A development officer should be appointed in each rural county and individual people who have good ideas should be given every possible assistance to realise their job creation potential. Particularly as a result of the proposals put forward by Commissioner MacSharry, Teagasc have a unique expertise, with their advisory staff, to initiate development programmes throughout rural communities. These people are perhaps the most experienced and best equipped to take on this innovative role. Development officers should be in a position to visit every village and town to realise the potential of ideas and to offer leadership to rural communities to lift them out of their present difficulties.
If the Government fail to initiate a radical and innovative rural development programme vast tracts of rural areas will become depopulated.
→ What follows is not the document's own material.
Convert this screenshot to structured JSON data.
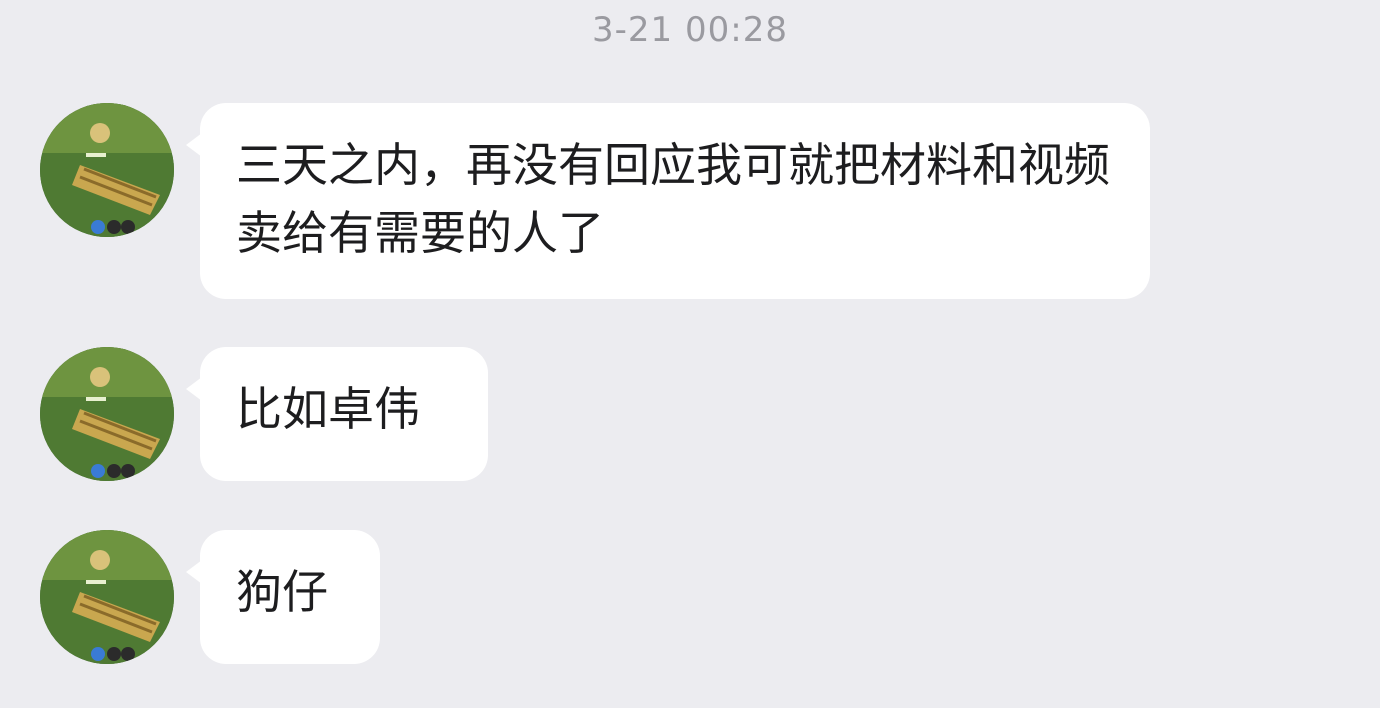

The idea that Europe can resolve our economic and social problems will become just a theoretical pipe dream of the decision makers. It is essential that Government, at local, national and international level, respond to people's sense of despair and hopelessness in order to avoid rampant poverty and alienation.
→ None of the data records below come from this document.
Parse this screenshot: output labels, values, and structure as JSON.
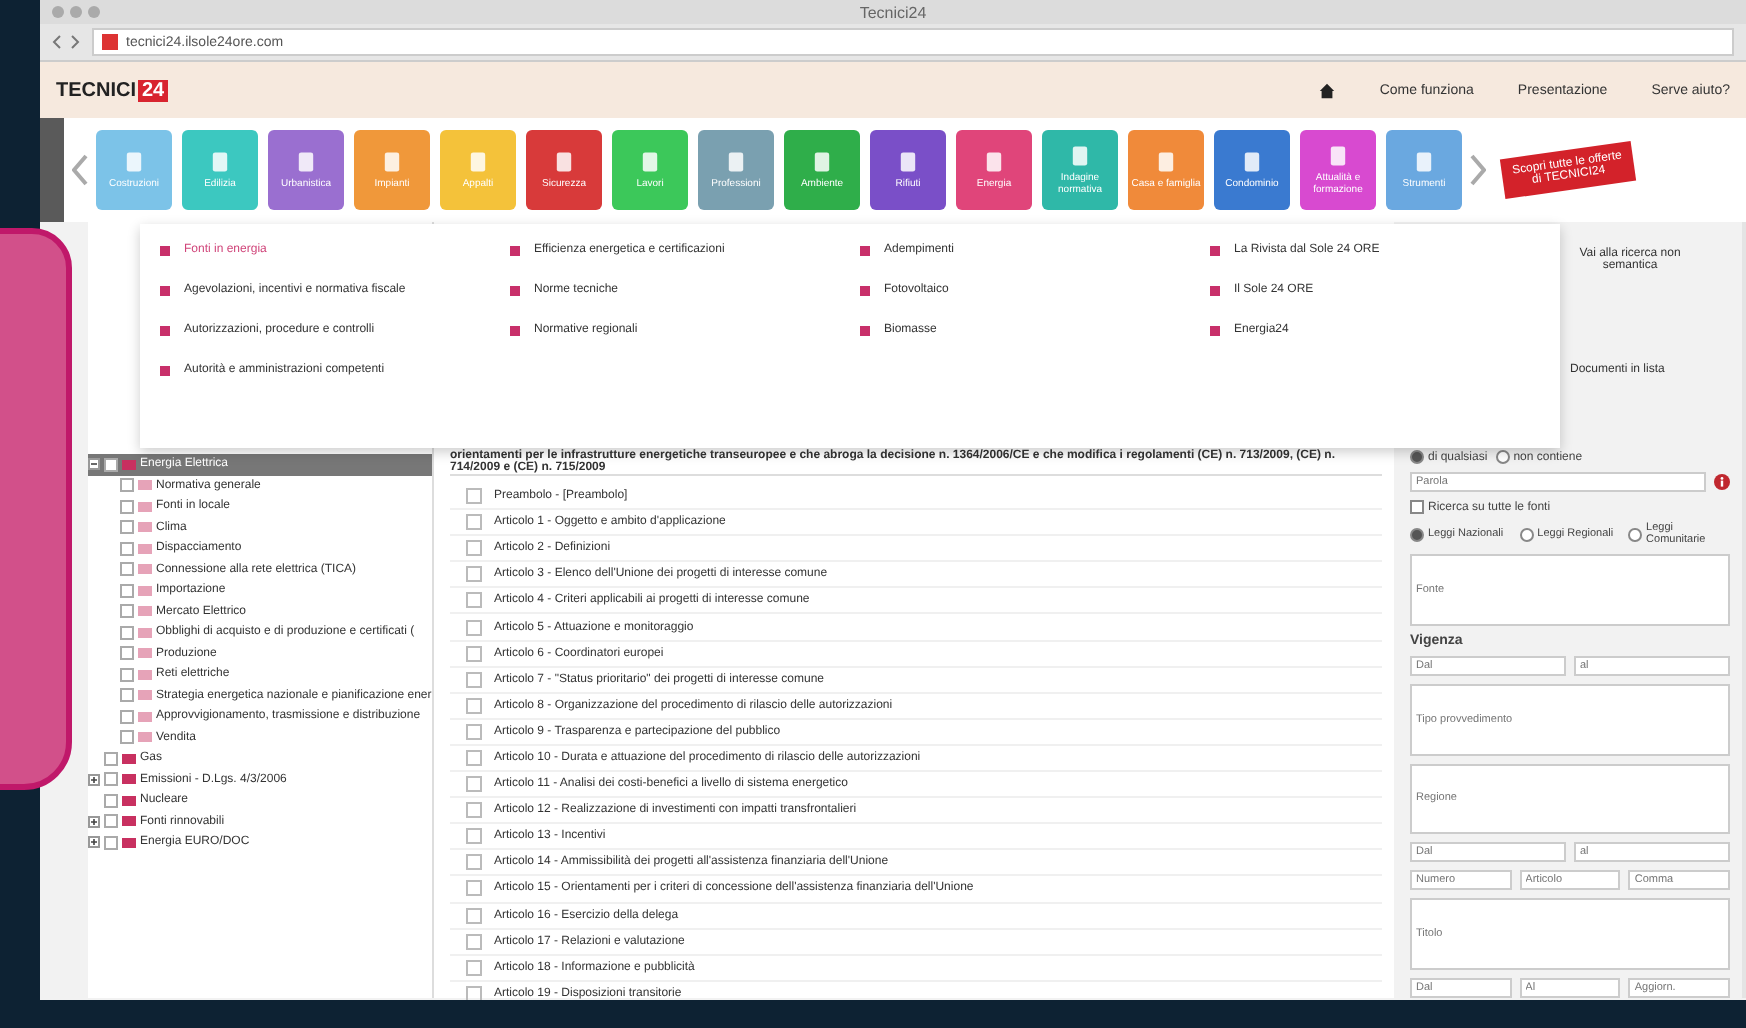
{
  "window": {
    "title": "Tecnici24",
    "url": "tecnici24.ilsole24ore.com"
  },
  "header": {
    "logo": "TECNICI",
    "logo_badge": "24",
    "links": [
      "Come funziona",
      "Presentazione",
      "Serve aiuto?"
    ]
  },
  "tiles": [
    {
      "label": "Costruzioni",
      "color": "#7cc3e8"
    },
    {
      "label": "Edilizia",
      "color": "#3cc8c0"
    },
    {
      "label": "Urbanistica",
      "color": "#9a6fd0"
    },
    {
      "label": "Impianti",
      "color": "#f0983a"
    },
    {
      "label": "Appalti",
      "color": "#f4c23a"
    },
    {
      "label": "Sicurezza",
      "color": "#d83a3a"
    },
    {
      "label": "Lavori",
      "color": "#3cc85a"
    },
    {
      "label": "Professioni",
      "color": "#7aa0b0"
    },
    {
      "label": "Ambiente",
      "color": "#2fae4a"
    },
    {
      "label": "Rifiuti",
      "color": "#7a4fc8"
    },
    {
      "label": "Energia",
      "color": "#e0457a"
    },
    {
      "label": "Indagine normativa",
      "color": "#2fb8a8"
    },
    {
      "label": "Casa e famiglia",
      "color": "#f08a3a"
    },
    {
      "label": "Condominio",
      "color": "#3a7ad0"
    },
    {
      "label": "Attualità e formazione",
      "color": "#d84ad0"
    },
    {
      "label": "Strumenti",
      "color": "#6aa8e0"
    }
  ],
  "promo": "Scopri tutte le offerte di TECNICI24",
  "menu": {
    "columns": [
      [
        {
          "label": "Fonti in energia",
          "selected": true
        },
        {
          "label": "Agevolazioni, incentivi e normativa fiscale",
          "selected": false
        },
        {
          "label": "Autorizzazioni, procedure e controlli",
          "selected": false
        },
        {
          "label": "Autorità e amministrazioni competenti",
          "selected": false
        }
      ],
      [
        {
          "label": "Efficienza energetica e certificazioni",
          "selected": false
        },
        {
          "label": "Norme tecniche",
          "selected": false
        },
        {
          "label": "Normative regionali",
          "selected": false
        }
      ],
      [
        {
          "label": "Adempimenti",
          "selected": false
        },
        {
          "label": "Fotovoltaico",
          "selected": false
        },
        {
          "label": "Biomasse",
          "selected": false
        }
      ],
      [
        {
          "label": "La Rivista dal Sole 24 ORE",
          "selected": false
        },
        {
          "label": "Il Sole 24 ORE",
          "selected": false
        },
        {
          "label": "Energia24",
          "selected": false
        }
      ]
    ]
  },
  "search_link": "Vai alla ricerca non semantica",
  "list_label": "Documenti in lista",
  "tree": [
    {
      "label": "Energia Elettrica",
      "selected": true,
      "expanded": true,
      "children": [
        {
          "label": "Normativa generale",
          "selected": false
        },
        {
          "label": "Fonti in locale",
          "selected": false
        },
        {
          "label": "Clima",
          "selected": false
        },
        {
          "label": "Dispacciamento",
          "selected": false
        },
        {
          "label": "Connessione alla rete elettrica (TICA)",
          "selected": false
        },
        {
          "label": "Importazione",
          "selected": false
        },
        {
          "label": "Mercato Elettrico",
          "selected": false
        },
        {
          "label": "Obblighi di acquisto e di produzione e certificati (",
          "selected": false
        },
        {
          "label": "Produzione",
          "selected": false
        },
        {
          "label": "Reti elettriche",
          "selected": false
        },
        {
          "label": "Strategia energetica nazionale e pianificazione ener",
          "selected": false
        },
        {
          "label": "Approvvigionamento, trasmissione e distribuzione",
          "selected": false
        },
        {
          "label": "Vendita",
          "selected": false
        }
      ]
    },
    {
      "label": "Gas",
      "selected": false
    },
    {
      "label": "Emissioni - D.Lgs. 4/3/2006",
      "selected": false,
      "expanded": false
    },
    {
      "label": "Nucleare",
      "selected": false
    },
    {
      "label": "Fonti rinnovabili",
      "selected": false,
      "expanded": false
    },
    {
      "label": "Energia EURO/DOC",
      "selected": false,
      "expanded": false
    }
  ],
  "document": {
    "title": "orientamenti per le infrastrutture energetiche transeuropee e che abroga la decisione n. 1364/2006/CE e che modifica i regolamenti (CE) n. 713/2009, (CE) n. 714/2009 e (CE) n. 715/2009",
    "articles": [
      "Preambolo - [Preambolo]",
      "Articolo 1 - Oggetto e ambito d'applicazione",
      "Articolo 2 - Definizioni",
      "Articolo 3 - Elenco dell'Unione dei progetti di interesse comune",
      "Articolo 4 - Criteri applicabili ai progetti di interesse comune",
      "Articolo 5 - Attuazione e monitoraggio",
      "Articolo 6 - Coordinatori europei",
      "Articolo 7 - \"Status prioritario\" dei progetti di interesse comune",
      "Articolo 8 - Organizzazione del procedimento di rilascio delle autorizzazioni",
      "Articolo 9 - Trasparenza e partecipazione del pubblico",
      "Articolo 10 - Durata e attuazione del procedimento di rilascio delle autorizzazioni",
      "Articolo 11 - Analisi dei costi-benefici a livello di sistema energetico",
      "Articolo 12 - Realizzazione di investimenti con impatti transfrontalieri",
      "Articolo 13 - Incentivi",
      "Articolo 14 - Ammissibilità dei progetti all'assistenza finanziaria dell'Unione",
      "Articolo 15 - Orientamenti per i criteri di concessione dell'assistenza finanziaria dell'Unione",
      "Articolo 16 - Esercizio della delega",
      "Articolo 17 - Relazioni e valutazione",
      "Articolo 18 - Informazione e pubblicità",
      "Articolo 19 - Disposizioni transitorie"
    ]
  },
  "filters": {
    "match_options": [
      {
        "label": "di qualsiasi",
        "selected": true
      },
      {
        "label": "non contiene",
        "selected": false
      }
    ],
    "word_placeholder": "Parola",
    "all_sources": {
      "label": "Ricerca su tutte le fonti",
      "checked": false
    },
    "law_types": [
      {
        "label": "Leggi Nazionali",
        "selected": true
      },
      {
        "label": "Leggi Regionali",
        "selected": false
      },
      {
        "label": "Leggi Comunitarie",
        "selected": false
      }
    ],
    "source_placeholder": "Fonte",
    "validity_label": "Vigenza",
    "validity_from_placeholder": "Dal",
    "validity_to_placeholder": "al",
    "type_placeholder": "Tipo provvedimento",
    "region_placeholder": "Regione",
    "date_from_placeholder": "Dal",
    "date_to_placeholder": "al",
    "number_placeholder": "Numero",
    "article_placeholder": "Articolo",
    "comma_placeholder": "Comma",
    "title_placeholder": "Titolo",
    "update_from_placeholder": "Dal",
    "update_to_placeholder": "Al",
    "update_placeholder": "Aggiorn."
  }
}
I am glad to have the opportunity to articulate some of the views I cherish in relation to the future development of land policy. I do not accept what the Minister of State said in his speech; indeed, I find it difficult to believe that he accepts it, because I have known him for a long time and know his commitment to agriculture and rural development. He is wrong in thinking that market forces alone will be sufficient to ensure that we continue to have a viable rural community.
I do not accept that there will not be a land agency during the term of office of the Minister of State, Deputy Hyland. I appeal to him to bring together all the potential of rural areas in one body to ensure that he heads a Department of rural enterprise which will show leadership and dynamism and bring hope to frustrated people who are looking for leadership at the moment.
There are a number of estates in the constituency of the Minister of State — and mine — which need to be divided and I know that there are plans in that regard in 1992. Very important work was carried out by Land Commission officers in respect of rearrangement of holdings and the elimination of fragmentation. In the village of Mooncoin in South Kilkenny there is a huge prevalence of fragmentation. The Minister of State, with the staff of the Land Commission — those who are left — should be able to say whether progress has been made in this area to ensure that we have a more ordered farming practice and a more viable farm holding system in that part of County Kilkenny.
Again, I wish the Minister of State every success in his new portfolio. The demise of the Land Commission following the important historic role they have performed over the years will, I hope, signal the commencement of something more dynamic, significant and concerted for rural areas in future.